How long you have to file a lawsuit after a truck accident depends on the statute of limitations in your state and any exceptions to this law that could apply. This makes it crucial to act quickly after these accidents to protect your rights and preserve evidence.
Even if you believe you have a year or more to file a lawsuit based on your semi-truck collision case, you should consider partnering with an attorney right away. There are many steps our team will need to take to build a strong argument before filing suit on your behalf.
How do I Know the Timeline for Filing My Truck Crash Lawsuit?
One way to learn about the filing deadline that applies in your truck collision case is to speak with a team member from our law firm. We handle these cases regularly and will be able to discuss the statute of limitations in your state as well as any exceptions that could occur based on the circumstances of your collision.
In general, the deadline can vary heavily from state to state. In some states you could be limited to as little as one year. Other states give victims up to four years or more to start civil actions against a trucking company and driver. However, when parties like government agencies are involved, the time you have to file could be reduced drastically.
When our team reviews the circumstances of your case, we will determine how long you have left to file and take steps to use the remaining time wisely. Our goal is to build the strongest case possible in the time we have available.
For a free legal consultation, call (800) 537-8185
Deadlines Are Not the Only Reason to Act Quickly After a Truck Accident
While a looming deadline is one of the most apparent reasons you want to get started building a case soon after a crash, other factors can also affect your timeline.
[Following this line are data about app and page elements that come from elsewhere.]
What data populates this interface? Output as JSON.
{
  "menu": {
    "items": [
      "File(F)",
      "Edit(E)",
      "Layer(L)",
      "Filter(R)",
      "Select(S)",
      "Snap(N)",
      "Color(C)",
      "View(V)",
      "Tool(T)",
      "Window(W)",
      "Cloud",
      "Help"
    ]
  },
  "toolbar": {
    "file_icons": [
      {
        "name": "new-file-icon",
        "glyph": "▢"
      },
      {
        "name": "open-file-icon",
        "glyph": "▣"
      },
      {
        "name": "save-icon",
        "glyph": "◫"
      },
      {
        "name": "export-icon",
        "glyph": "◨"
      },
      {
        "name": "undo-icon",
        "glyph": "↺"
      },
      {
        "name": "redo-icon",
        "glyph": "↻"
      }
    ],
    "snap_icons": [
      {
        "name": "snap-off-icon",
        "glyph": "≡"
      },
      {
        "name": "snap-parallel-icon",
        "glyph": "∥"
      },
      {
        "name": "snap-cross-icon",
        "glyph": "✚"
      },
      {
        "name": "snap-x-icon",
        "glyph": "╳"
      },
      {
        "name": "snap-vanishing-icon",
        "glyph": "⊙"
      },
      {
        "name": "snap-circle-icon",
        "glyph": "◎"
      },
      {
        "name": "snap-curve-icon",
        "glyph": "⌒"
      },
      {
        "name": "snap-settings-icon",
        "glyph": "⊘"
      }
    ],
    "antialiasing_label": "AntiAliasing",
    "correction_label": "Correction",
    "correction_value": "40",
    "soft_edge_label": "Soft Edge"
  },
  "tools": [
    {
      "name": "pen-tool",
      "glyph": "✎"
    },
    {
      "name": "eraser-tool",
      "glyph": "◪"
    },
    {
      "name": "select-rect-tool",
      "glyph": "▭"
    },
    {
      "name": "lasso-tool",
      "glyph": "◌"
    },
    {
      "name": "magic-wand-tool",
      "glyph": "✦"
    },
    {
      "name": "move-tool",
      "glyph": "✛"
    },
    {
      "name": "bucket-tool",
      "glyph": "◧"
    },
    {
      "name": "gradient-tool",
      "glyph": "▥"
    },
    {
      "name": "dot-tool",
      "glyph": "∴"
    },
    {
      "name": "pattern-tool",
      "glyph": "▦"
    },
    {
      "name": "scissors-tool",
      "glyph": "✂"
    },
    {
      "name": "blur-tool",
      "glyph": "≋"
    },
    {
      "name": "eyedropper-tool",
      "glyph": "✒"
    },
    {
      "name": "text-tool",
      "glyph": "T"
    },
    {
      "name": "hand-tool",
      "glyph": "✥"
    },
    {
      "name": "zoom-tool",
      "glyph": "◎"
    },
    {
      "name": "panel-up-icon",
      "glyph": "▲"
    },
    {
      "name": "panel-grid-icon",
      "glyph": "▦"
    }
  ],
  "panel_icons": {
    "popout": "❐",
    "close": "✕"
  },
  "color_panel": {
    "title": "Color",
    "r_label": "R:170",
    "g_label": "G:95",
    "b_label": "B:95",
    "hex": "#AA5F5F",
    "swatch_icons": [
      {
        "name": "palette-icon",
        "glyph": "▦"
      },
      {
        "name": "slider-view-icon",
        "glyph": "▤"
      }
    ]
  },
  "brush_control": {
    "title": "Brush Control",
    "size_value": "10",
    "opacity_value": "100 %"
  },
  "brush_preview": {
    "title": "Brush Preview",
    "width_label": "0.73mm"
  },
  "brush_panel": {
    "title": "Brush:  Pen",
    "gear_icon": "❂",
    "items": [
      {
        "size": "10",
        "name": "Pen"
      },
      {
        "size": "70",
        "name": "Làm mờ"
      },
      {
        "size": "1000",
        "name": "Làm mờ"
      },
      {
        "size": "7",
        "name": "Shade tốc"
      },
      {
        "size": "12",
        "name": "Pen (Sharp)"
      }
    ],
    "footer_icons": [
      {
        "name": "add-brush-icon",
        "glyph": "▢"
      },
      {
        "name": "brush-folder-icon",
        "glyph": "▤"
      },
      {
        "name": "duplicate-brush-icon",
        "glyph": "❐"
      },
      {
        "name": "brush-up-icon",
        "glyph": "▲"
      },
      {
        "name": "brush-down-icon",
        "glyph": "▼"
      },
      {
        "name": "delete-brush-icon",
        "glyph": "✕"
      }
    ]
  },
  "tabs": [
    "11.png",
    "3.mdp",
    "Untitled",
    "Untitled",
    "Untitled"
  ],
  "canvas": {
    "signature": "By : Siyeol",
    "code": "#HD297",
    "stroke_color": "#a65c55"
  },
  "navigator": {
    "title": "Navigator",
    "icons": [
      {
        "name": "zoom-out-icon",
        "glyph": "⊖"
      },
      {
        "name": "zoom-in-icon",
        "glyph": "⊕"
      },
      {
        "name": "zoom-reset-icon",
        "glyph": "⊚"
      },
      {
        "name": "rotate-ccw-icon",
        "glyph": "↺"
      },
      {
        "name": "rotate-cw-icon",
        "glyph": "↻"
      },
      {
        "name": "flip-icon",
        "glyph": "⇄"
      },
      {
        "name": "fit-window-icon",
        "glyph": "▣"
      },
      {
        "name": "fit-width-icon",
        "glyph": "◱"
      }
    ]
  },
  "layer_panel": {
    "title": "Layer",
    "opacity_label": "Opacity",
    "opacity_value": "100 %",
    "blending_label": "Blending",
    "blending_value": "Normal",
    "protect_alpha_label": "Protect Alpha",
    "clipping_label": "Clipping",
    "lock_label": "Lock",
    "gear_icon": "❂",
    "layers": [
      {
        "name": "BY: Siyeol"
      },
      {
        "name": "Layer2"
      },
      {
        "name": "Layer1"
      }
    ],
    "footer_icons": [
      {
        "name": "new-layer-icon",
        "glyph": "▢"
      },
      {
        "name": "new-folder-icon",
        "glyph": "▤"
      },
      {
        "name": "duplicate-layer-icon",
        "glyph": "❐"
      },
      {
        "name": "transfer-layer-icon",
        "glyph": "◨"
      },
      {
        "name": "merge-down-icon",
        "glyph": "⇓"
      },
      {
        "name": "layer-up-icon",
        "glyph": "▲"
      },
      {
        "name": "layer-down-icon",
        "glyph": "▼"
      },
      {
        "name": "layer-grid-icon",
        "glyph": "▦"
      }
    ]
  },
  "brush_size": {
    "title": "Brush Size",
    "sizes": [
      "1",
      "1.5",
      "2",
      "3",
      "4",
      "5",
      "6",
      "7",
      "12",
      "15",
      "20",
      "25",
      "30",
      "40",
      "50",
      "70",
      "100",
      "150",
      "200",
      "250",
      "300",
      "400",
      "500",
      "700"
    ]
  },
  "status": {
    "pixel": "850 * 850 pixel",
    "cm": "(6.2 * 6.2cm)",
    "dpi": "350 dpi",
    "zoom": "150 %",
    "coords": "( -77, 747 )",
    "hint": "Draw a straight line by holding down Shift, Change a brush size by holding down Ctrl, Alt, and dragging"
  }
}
The following sections outline some examples.
The Trucking Company May Have Much of the Evidence to Prove Your Case
One way truck accidents are unique is that the potentially liable party – the trucking company – often holds critical evidence in the case. Therefore, it is imperative to have someone identify and preserve this evidence as soon as possible.
For example, our team can send a spoliation letter that legally requires the trucking company to preserve the evidence in your case, including:
- Driver rest records
- Onboard computer data
- Dashcam video of the accident
- Any physical evidence
- The driver’s employment records
- Post-accident drug and alcohol testing results
Any of these items could hold critical value in your case.
You Have Growing Debt and Little Income
Filing sooner does not always mean the case will resolve sooner. However, waiting to start building a case will only prolong the time it takes to receive the compensation you seek.
If you have mounting financial stress due to medical care costs, lost wages, and more, you may want to get to work on your claim as soon as possible. This will allow your attorney to worry about your financial future, not you.
Filing a Lawsuit is Not the First Step to Securing a Financial Recovery
Our team must navigate several steps before we know if you need to file a lawsuit and before you are ready to take this step. These steps include:
- Investigating the accident
- Gathering evidence
- Identifying liable parties
- Filing an insurance claim
- Attempting to negotiate a fair settlement agreement
Under most circumstances, you only need to sue the driver and their employer if you cannot reach a settlement agreement outside of court.
Recovering Damages Through a Truck Accident Case
Our team will document your recoverable damages and seek a payout to cover these expenses and losses. However, it can take time to identify all that you qualify to recover. For example, we will need to understand what your physical recovery entails and whether you will have lasting health effects that impact your life.
We aim to account for both current and future damages you face due to the truck accident. Your settlement or court award should compensate you for:
- Medical care costs related to the accident, including future treatment
- Lost income and diminished earning capacity for long-term or permanent injuries
- Property damages and car repairs
- Miscellaneous related costs
- Pain and suffering damages
In some truck accident cases, family members may pursue wrongful death damages, as well. These damages vary by state but could include an array of economic expenses and non-economic losses.
Connect with Morris Bart, LLC About Your Truck Accident Case
You can speak to a member of the team from the Morris Bart law firm today for free. We want to discuss your case with you and help you understand your rights. One of our attorneys may be able to file your claim or lawsuit and seek compensation on your behalf.
Dial (800) 537-8185 to reach our team in Alabama, Arkansas, Louisiana, or Mississippi today.
Questions?Call (800) 537-8185
to find a Morris Bart office near you.